Finance? Dry, dull and difficult! Insurance? Yawn! Pensions? Zzzzzzz! Production? Dirty, drab and noisy! Marketing? Wheeee! Let the fun begin!
Marketing engages and involves us. Good advertising makes us smile, feel hungry, warm or sad, makes us want to support a cause, join in or buy. We think it’s fun or smart, and we often think we could do better.
In the last 60 years or so we’ve been immersed in marketing. We’ve become marketing aware. Everyone’s got an opinion. We’re so familiar with famous adverts that, like hit songs and films, we vote in the best of the 70s, 80s, 90s and 2000s. The TV series Mad Men, based at the birth of modern advertising, was a recent hit.
Marketing is at the core of modern life. It’s hard to imagine life without it. Marketing? We love it!
And that’s the problem. There’s a lot more to professional marketing than front-end fun. If it’s not based on fact, and your strategy and communications aren’t based on sound evidence, and go with the grain of the market, they won’t work, no matter how much budget you throw at them.

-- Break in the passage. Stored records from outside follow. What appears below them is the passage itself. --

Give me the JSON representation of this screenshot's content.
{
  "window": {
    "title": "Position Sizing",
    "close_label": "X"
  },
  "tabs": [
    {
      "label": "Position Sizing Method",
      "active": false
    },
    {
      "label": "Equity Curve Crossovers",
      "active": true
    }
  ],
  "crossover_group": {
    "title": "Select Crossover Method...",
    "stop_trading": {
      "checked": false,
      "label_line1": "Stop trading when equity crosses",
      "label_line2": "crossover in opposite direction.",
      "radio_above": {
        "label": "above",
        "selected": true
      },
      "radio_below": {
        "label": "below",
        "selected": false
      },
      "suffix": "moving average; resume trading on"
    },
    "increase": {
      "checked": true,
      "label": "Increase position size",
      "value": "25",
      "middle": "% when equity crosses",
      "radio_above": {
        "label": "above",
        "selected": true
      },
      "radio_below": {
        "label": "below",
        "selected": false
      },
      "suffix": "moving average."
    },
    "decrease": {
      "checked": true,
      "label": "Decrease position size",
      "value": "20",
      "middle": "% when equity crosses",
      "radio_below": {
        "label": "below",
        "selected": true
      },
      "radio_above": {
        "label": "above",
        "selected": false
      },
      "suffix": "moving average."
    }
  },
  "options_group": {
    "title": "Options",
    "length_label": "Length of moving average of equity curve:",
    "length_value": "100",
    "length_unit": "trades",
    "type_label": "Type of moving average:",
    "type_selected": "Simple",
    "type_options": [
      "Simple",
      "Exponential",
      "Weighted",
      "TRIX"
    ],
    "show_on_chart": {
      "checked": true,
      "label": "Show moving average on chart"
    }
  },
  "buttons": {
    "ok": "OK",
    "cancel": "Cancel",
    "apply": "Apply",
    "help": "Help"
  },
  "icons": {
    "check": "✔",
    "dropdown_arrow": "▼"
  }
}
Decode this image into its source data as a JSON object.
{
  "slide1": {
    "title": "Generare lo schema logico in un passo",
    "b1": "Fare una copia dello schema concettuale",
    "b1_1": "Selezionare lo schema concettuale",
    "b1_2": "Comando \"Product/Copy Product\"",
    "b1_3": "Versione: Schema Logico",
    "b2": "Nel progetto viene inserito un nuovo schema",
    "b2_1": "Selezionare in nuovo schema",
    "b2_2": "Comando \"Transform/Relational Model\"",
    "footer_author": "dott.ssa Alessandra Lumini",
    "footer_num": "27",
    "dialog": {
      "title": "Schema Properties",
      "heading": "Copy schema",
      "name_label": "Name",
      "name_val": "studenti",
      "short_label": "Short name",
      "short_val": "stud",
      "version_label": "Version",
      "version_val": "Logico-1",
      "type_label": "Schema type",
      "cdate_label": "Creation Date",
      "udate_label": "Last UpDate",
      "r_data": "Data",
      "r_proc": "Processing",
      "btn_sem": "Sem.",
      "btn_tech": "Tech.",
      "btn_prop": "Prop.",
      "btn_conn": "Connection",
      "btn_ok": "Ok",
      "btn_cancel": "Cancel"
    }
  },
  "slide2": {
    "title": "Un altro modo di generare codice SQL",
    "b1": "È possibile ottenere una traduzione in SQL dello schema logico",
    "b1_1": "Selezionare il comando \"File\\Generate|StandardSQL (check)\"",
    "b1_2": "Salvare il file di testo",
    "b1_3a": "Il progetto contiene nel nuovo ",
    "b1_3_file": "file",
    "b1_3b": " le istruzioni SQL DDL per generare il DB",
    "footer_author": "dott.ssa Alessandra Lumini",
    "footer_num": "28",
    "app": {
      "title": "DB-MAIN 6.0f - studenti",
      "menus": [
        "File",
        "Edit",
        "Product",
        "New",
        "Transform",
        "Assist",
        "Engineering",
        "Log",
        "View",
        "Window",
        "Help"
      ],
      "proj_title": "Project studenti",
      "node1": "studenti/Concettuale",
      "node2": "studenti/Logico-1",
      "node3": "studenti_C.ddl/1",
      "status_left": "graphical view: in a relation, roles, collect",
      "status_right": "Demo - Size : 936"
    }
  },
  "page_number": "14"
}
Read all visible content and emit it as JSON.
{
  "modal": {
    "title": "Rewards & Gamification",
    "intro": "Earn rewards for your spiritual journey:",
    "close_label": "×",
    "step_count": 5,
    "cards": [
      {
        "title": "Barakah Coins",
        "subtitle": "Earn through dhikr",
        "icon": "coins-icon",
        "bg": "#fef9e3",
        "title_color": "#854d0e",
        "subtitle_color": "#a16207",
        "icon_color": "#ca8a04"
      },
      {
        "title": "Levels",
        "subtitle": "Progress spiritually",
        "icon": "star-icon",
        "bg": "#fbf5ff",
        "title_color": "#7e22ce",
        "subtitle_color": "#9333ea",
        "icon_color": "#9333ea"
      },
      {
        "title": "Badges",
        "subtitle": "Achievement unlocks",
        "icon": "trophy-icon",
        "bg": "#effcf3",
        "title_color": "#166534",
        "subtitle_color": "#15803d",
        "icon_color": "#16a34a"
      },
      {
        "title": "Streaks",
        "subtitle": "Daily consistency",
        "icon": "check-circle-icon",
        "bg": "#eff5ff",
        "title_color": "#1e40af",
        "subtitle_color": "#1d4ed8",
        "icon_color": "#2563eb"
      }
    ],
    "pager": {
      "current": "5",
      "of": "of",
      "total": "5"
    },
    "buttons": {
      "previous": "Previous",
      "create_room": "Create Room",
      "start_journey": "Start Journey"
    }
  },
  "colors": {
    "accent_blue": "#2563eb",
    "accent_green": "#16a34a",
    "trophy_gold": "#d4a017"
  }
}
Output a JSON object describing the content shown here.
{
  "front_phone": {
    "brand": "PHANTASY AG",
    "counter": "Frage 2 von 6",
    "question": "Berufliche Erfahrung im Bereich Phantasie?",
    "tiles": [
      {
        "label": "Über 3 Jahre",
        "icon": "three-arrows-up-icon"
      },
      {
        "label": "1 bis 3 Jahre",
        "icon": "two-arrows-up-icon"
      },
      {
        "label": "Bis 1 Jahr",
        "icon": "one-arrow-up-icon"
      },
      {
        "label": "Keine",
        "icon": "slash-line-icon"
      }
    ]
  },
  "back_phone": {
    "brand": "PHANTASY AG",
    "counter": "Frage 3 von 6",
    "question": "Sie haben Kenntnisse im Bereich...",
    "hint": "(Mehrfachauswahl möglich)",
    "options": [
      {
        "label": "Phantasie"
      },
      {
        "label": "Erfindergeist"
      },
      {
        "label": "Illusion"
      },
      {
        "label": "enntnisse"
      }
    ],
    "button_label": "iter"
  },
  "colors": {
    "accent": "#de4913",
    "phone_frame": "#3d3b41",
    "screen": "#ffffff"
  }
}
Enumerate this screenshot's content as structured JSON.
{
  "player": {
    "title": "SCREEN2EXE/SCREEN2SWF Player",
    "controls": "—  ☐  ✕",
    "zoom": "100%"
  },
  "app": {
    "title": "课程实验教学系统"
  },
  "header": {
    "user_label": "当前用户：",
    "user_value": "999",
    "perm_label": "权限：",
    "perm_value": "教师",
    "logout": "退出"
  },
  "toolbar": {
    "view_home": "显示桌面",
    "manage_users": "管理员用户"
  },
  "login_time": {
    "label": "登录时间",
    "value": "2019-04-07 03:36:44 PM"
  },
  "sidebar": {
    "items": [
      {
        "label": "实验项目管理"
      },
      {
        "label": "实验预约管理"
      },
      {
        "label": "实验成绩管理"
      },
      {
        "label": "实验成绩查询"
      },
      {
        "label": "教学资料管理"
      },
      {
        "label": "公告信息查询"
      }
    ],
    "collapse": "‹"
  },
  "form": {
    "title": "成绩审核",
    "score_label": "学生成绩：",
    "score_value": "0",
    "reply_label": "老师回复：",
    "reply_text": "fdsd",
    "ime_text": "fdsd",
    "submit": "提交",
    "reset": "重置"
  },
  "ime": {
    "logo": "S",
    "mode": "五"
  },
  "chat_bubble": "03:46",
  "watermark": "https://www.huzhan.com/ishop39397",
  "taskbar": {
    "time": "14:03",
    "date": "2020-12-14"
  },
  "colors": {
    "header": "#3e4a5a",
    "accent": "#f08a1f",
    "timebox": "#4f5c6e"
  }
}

And here’s the interesting thing. We like to think we’re close to our customers, and we think we know what they think. We know our markets, and how they’ll react to new initiatives and new competition. Don’t we? So why spend all that money, slowing things down doing research to see what the market thinks, and how people will react when we already know? Skip the research and let’s get on with the campaign.
But such confidence is easily tested. Get the management team to complete a questionnaire when the research is conducted. Ask them to say how they think the market will answer. Then compare what they say with the market. Some companies are poor at reading the market on any dimension. Most are good at judging it on one or two, product and price for example. But it’s rare for companies to know how their customers (or prospects) think on all dimensions, so it’s sobering when comparisons are revealed. The thing is, we see what we want to see, and disregard the rest, as a song writer put it.
The larger the company, the more likely it is to justify action and budgets with research because management is often obliged to justify its plans with research. But since few of us are gifted with second sight, it’s good practice to base our plans on research, whatever bean-counters demand.
We recently worked on a campaign with leading independent builders’ merchant EH Smith. The company had lost collect-share at its flagship Shirley branch as new competitors set up on its door step. It wanted to recapture lost share and grow in Shirley, then roll out the new format to other branches.
We measured their market share; price-tracked and benchmarked the competition. We researched what customers came in to buy and what they managed to buy; what customers wanted and how they rated the branch; how customers and the market saw EH Smith and competitors.
The findings overturned perceptions, and we developed a strategy and revamped the collect business model and format. We changed the pricing, and priced so builders know they are getting the best deal; expanded the product range, and gave builders a choice of good, better, best. We used the pulling power of brands to attract, and used space to sell not stock. We changed signage, shelving and layouts to make it easy and convenient to buy.
Then we communicated the changes with an integrated marketing campaign using old-school posters and bus adverts alongside Facebook, Twitter, short-format videos and a microsite. We involved staff and customers to attract potential customers. The campaign and revamp boosted collect sales by 34% on a sustainable basis, and gave EH Smith “a growth map for the next 10 years”. The investment paid for itself within one year, not three as planned, and it’s being rolled out to the rest of EH Smith’s network.
The argument against research is famously put by Steve Jobs the co-founder of Apple: “You can’t just ask customers what they want and then give it to them. By the time you get it built they’ll want something new.”
But for the less gifted, I find the argument for research, from Steve Wozniak (Steve Jobs’ co-founder), more persuasive: “You need the kind of objectivity that makes you forget everything you’ve heard, clear the table and do a factual study like a scientist would.”
No one can guarantee marketing success, but good research ensures your marketing points in the right direction. And it stacks the odds in your favour.